Interface dataset entries:
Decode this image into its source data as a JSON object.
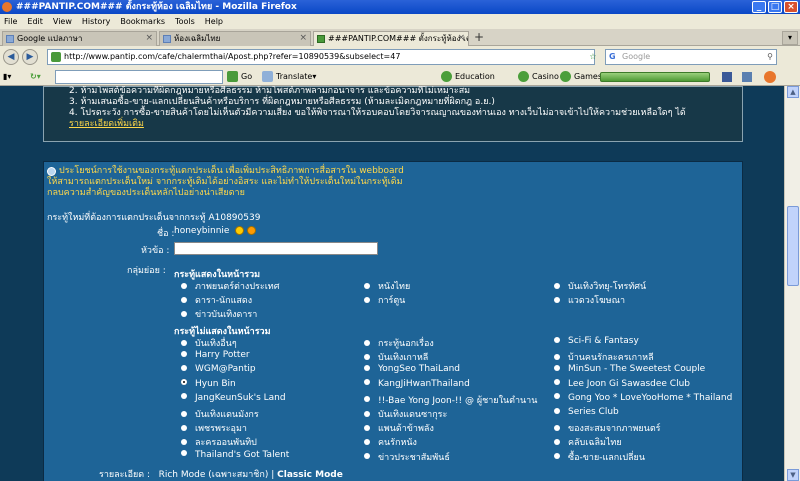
{
  "window": {
    "title": "###PANTIP.COM### ตั้งกระทู้ห้อง เฉลิมไทย - Mozilla Firefox"
  },
  "menu": [
    "File",
    "Edit",
    "View",
    "History",
    "Bookmarks",
    "Tools",
    "Help"
  ],
  "tabs": [
    {
      "label": "Google แปลภาษา"
    },
    {
      "label": "ห้องเฉลิมไทย"
    },
    {
      "label": "###PANTIP.COM### ตั้งกระทู้ห้อง เฉลิมไทย"
    }
  ],
  "nav": {
    "url": "http://www.pantip.com/cafe/chalermthai/Apost.php?refer=10890539&subselect=47",
    "search_placeholder": "Google"
  },
  "toolbar": {
    "go": "Go",
    "translate": "Translate",
    "education": "Education",
    "casino": "Casino",
    "games": "Games"
  },
  "notes": {
    "line1": "2. ห้ามโพสต์ข้อความที่ผิดกฎหมายหรือศีลธรรม ห้ามโพสต์ภาพลามกอนาจาร และข้อความที่ไม่เหมาะสม",
    "line2": "3. ห้ามเสนอซื้อ-ขาย-แลกเปลี่ยนสินค้าหรือบริการ ที่ผิดกฎหมายหรือศีลธรรม (ห้ามละเมิดกฎหมายที่ผิดกฎ อ.ย.)",
    "line3": "4. โปรดระวัง การซื้อ-ขายสินค้าโดยไม่เห็นตัวมีความเสี่ยง ขอให้พิจารณาให้รอบคอบโดยวิจารณญาณของท่านเอง ทางเว็บไม่อาจเข้าไปให้ความช่วยเหลือใดๆ ได้",
    "more_link": "รายละเอียดเพิ่มเติม"
  },
  "form": {
    "notice1": "ประโยชน์การใช้งานของกระทู้แตกประเด็น เพื่อเพิ่มประสิทธิภาพการสื่อสารใน webboard",
    "notice2": "ให้สามารถแตกประเด็นใหม่ จากกระทู้เดิมได้อย่างอิสระ และไม่ทำให้ประเด็นใหม่ในกระทู้เดิม",
    "notice3": "กลบความสำคัญของประเด็นหลักไปอย่างน่าเสียดาย",
    "split_info": "กระทู้ใหม่ที่ต้องการแตกประเด็นจากกระทู้ A10890539",
    "name_label": "ชื่อ :",
    "name_value": "honeybinnie",
    "title_label": "หัวข้อ :",
    "group_label": "กลุ่มย่อย :",
    "section_front": "กระทู้แสดงในหน้ารวม",
    "section_hidden": "กระทู้ไม่แสดงในหน้ารวม",
    "front_options": [
      "ภาพยนตร์ต่างประเทศ",
      "หนังไทย",
      "บันเทิงวิทยุ-โทรทัศน์",
      "ดารา-นักแสดง",
      "การ์ตูน",
      "แวดวงโฆษณา",
      "ข่าวบันเทิงดารา"
    ],
    "hidden_options": [
      "บันเทิงอื่นๆ",
      "กระทู้นอกเรื่อง",
      "Sci-Fi & Fantasy",
      "Harry Potter",
      "บันเทิงเกาหลี",
      "บ้านคนรักละครเกาหลี",
      "WGM@Pantip",
      "YongSeo ThaiLand",
      "MinSun - The Sweetest Couple",
      "Hyun Bin",
      "KangJiHwanThailand",
      "Lee Joon Gi Sawasdee Club",
      "JangKeunSuk's Land",
      "!!-Bae Yong Joon-!! @ ผู้ชายในตำนาน",
      "Gong Yoo * LoveYooHome * Thailand",
      "บันเทิงแดนมังกร",
      "บันเทิงแดนซากุระ",
      "Series Club",
      "เพชรพระอุมา",
      "แพนด้าข้าพลัง",
      "ของสะสมจากภาพยนตร์",
      "ละครออนพันทิป",
      "คนรักหนัง",
      "คลับเฉลิมไทย",
      "Thailand's Got Talent",
      "ข่าวประชาสัมพันธ์",
      "ซื้อ-ขาย-แลกเปลี่ยน"
    ],
    "selected_hidden_index": 9,
    "detail_label": "รายละเอียด :",
    "rich_mode": "Rich Mode (เฉพาะสมาชิก) |",
    "classic_mode": "Classic Mode"
  }
}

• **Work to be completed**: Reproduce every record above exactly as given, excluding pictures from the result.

• **Solution to the problem**:
Decode this image into its source data as a JSON object.
{
  "window": {
    "title": "###PANTIP.COM### ตั้งกระทู้ห้อง เฉลิมไทย - Mozilla Firefox"
  },
  "menu": [
    "File",
    "Edit",
    "View",
    "History",
    "Bookmarks",
    "Tools",
    "Help"
  ],
  "tabs": [
    {
      "label": "Google แปลภาษา"
    },
    {
      "label": "ห้องเฉลิมไทย"
    },
    {
      "label": "###PANTIP.COM### ตั้งกระทู้ห้อง เฉลิมไทย"
    }
  ],
  "nav": {
    "url": "http://www.pantip.com/cafe/chalermthai/Apost.php?refer=10890539&subselect=47",
    "search_placeholder": "Google"
  },
  "toolbar": {
    "go": "Go",
    "translate": "Translate",
    "education": "Education",
    "casino": "Casino",
    "games": "Games"
  },
  "notes": {
    "line1": "2. ห้ามโพสต์ข้อความที่ผิดกฎหมายหรือศีลธรรม ห้ามโพสต์ภาพลามกอนาจาร และข้อความที่ไม่เหมาะสม",
    "line2": "3. ห้ามเสนอซื้อ-ขาย-แลกเปลี่ยนสินค้าหรือบริการ ที่ผิดกฎหมายหรือศีลธรรม (ห้ามละเมิดกฎหมายที่ผิดกฎ อ.ย.)",
    "line3": "4. โปรดระวัง การซื้อ-ขายสินค้าโดยไม่เห็นตัวมีความเสี่ยง ขอให้พิจารณาให้รอบคอบโดยวิจารณญาณของท่านเอง ทางเว็บไม่อาจเข้าไปให้ความช่วยเหลือใดๆ ได้",
    "more_link": "รายละเอียดเพิ่มเติม"
  },
  "form": {
    "notice1": "ประโยชน์การใช้งานของกระทู้แตกประเด็น เพื่อเพิ่มประสิทธิภาพการสื่อสารใน webboard",
    "notice2": "ให้สามารถแตกประเด็นใหม่ จากกระทู้เดิมได้อย่างอิสระ และไม่ทำให้ประเด็นใหม่ในกระทู้เดิม",
    "notice3": "กลบความสำคัญของประเด็นหลักไปอย่างน่าเสียดาย",
    "split_info": "กระทู้ใหม่ที่ต้องการแตกประเด็นจากกระทู้ A10890539",
    "name_label": "ชื่อ :",
    "name_value": "honeybinnie",
    "title_label": "หัวข้อ :",
    "group_label": "กลุ่มย่อย :",
    "section_front": "กระทู้แสดงในหน้ารวม",
    "section_hidden": "กระทู้ไม่แสดงในหน้ารวม",
    "front_options": [
      "ภาพยนตร์ต่างประเทศ",
      "หนังไทย",
      "บันเทิงวิทยุ-โทรทัศน์",
      "ดารา-นักแสดง",
      "การ์ตูน",
      "แวดวงโฆษณา",
      "ข่าวบันเทิงดารา"
    ],
    "hidden_options": [
      "บันเทิงอื่นๆ",
      "กระทู้นอกเรื่อง",
      "Sci-Fi & Fantasy",
      "Harry Potter",
      "บันเทิงเกาหลี",
      "บ้านคนรักละครเกาหลี",
      "WGM@Pantip",
      "YongSeo ThaiLand",
      "MinSun - The Sweetest Couple",
      "Hyun Bin",
      "KangJiHwanThailand",
      "Lee Joon Gi Sawasdee Club",
      "JangKeunSuk's Land",
      "!!-Bae Yong Joon-!! @ ผู้ชายในตำนาน",
      "Gong Yoo * LoveYooHome * Thailand",
      "บันเทิงแดนมังกร",
      "บันเทิงแดนซากุระ",
      "Series Club",
      "เพชรพระอุมา",
      "แพนด้าข้าพลัง",
      "ของสะสมจากภาพยนตร์",
      "ละครออนพันทิป",
      "คนรักหนัง",
      "คลับเฉลิมไทย",
      "Thailand's Got Talent",
      "ข่าวประชาสัมพันธ์",
      "ซื้อ-ขาย-แลกเปลี่ยน"
    ],
    "selected_hidden_index": 9,
    "detail_label": "รายละเอียด :",
    "rich_mode": "Rich Mode (เฉพาะสมาชิก) |",
    "classic_mode": "Classic Mode"
  }
}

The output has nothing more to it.